We do like closure, don’t we? We have all left a movie or finished a book with a sense of frustration because it did not end adequately. Perhaps, it just stopped without really ending, or left some scenes hanging. Scripture agrees with our frustration. It tells us that as surely as God called human history into being, God will bring it to conclusion. Time ends at the feet of Christ the king of our hearts.
Hell exists, but it is not a place created by God to punish bad people at the end of life. It is a condition of unhappiness and despair resulting from sin. The question, therefore, is not who will be counted as sheep and goats at the end of the world, but on what occasions today do we behave as sheep or as goats? We are sheep when we love our sisters and brothers; we are goats when we neglect them.
Let us re-reflect on this passage: The master entrusts his possessions to the most trusted servants. He knows their abilities, attitudes, competences, and according to these, he establishes how much to assign to each. This gentleman is clearly Christ who, before leaving the world, handed over all his goods to his disciples.
Everything good we do for the sake of Christ gives us the presence of the Holy Spirit, but prayer, which is always within our reach, is a privileged way of helping others in need. Let us pray for our brothers and sisters in the Holy Land, both Palestinians and Israelis.
If the coin had to be “returned” to Caesar because on it was stamped the face of his master, the human person must be “returned” to God. The human person is the only creature on whom the face of God is imprinted. They are sacred and no one can take them as their own. Those who make them their own (enslave, oppress, exploit, dominate, use them as objects…) should immediately return them to their Lord.
The wedding feast is the biblical image of the encounter of love between the Lord and Israel. In the parable, the bridegroom—the son—is Jesus, and the bride is the whole of humanity. The banquet is the happiness of the Messianic era. Whoever accepts the proposal of the gospel and enters the kingdom of God experiences the most authentic and deepest joy.

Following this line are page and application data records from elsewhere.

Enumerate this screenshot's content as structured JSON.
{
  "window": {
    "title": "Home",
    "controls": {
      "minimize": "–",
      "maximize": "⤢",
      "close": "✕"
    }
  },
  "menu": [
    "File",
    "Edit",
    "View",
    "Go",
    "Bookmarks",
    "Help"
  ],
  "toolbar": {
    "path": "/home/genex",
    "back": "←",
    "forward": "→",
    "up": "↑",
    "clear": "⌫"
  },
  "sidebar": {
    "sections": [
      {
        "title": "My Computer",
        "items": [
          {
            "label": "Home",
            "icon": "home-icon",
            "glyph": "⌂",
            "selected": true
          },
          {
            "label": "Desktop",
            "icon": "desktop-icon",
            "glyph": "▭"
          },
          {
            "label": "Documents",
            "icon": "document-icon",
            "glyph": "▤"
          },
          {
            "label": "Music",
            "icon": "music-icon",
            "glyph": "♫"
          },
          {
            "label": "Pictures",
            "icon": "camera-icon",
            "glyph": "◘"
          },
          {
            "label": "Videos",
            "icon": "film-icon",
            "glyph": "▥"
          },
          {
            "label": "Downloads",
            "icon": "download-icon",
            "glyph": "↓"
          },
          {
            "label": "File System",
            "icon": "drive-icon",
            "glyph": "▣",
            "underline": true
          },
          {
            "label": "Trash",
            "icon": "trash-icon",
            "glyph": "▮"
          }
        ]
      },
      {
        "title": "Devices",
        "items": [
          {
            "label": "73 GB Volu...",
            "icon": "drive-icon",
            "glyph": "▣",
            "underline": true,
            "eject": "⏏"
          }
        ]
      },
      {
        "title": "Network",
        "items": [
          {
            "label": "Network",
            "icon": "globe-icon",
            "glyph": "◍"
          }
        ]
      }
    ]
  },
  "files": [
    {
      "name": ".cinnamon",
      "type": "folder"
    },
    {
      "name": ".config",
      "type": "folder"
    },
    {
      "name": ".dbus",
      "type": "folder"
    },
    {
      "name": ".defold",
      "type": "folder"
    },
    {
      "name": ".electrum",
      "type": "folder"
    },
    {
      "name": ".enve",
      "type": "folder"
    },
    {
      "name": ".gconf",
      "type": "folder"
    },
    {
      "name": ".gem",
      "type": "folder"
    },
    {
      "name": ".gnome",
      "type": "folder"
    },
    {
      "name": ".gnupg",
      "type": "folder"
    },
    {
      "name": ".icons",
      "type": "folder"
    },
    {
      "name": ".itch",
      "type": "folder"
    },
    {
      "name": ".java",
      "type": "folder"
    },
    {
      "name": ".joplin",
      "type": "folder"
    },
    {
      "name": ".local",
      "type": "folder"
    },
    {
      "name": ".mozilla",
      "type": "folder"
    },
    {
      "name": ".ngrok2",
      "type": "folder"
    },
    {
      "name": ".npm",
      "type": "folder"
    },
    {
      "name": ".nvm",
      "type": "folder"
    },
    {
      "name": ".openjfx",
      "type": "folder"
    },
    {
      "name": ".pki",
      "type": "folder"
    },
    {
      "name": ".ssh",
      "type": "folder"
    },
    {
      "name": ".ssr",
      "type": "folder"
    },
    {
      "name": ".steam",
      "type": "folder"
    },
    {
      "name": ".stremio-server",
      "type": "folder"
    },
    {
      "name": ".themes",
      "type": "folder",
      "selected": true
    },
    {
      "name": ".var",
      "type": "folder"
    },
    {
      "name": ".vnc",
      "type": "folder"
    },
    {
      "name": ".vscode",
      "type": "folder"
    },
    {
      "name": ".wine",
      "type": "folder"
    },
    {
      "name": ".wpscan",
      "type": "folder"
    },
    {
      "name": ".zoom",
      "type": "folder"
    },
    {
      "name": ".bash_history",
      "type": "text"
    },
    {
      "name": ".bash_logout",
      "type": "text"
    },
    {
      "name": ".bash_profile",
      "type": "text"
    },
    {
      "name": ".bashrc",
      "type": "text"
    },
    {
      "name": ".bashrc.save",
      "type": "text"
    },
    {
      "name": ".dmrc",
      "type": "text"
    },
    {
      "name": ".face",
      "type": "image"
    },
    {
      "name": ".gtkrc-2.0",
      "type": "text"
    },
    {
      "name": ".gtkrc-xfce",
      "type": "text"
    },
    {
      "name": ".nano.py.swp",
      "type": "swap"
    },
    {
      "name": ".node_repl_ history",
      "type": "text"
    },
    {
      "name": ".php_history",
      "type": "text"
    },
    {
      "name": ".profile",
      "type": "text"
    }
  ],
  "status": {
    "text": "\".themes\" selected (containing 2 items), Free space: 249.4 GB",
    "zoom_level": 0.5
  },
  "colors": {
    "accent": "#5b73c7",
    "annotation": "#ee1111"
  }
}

God intervenes to make evil serve the good, making it yield a masterpiece of salvation. In the parable in this Sunday’s Gospel reading, the end result of the intervention of the master is the delivery of the vineyard to other workers who will make it produce fruits. This is his gesture of love and salvation. Today, every Christian is a vine grower from whom the Lord expects delivery of the fruits.
Pride, lust, and avarice are ravaging the world and destroying souls. The only way to overcome sin is to strike at the root of pride. We need to conquer our fallen nature and allow God to guide us in recognizing our sins and gaining mastery over them, emerging as His true children.
It is not what we profess in words, but rather what we profess through our actions that matters to God. The undesirables of society have a stronger awareness of their unworthiness. This is why they will make it to heaven more easily than those who believe they have done God’s will by speaking the right words.
Jesus helps us understand through the parable that when we profess our faith, we must be open to God working in us and through us. It is because of this that the length of time spent or type of work we have done for God’s glory matters little. Even deathbed contrition can garner souls a place in heaven.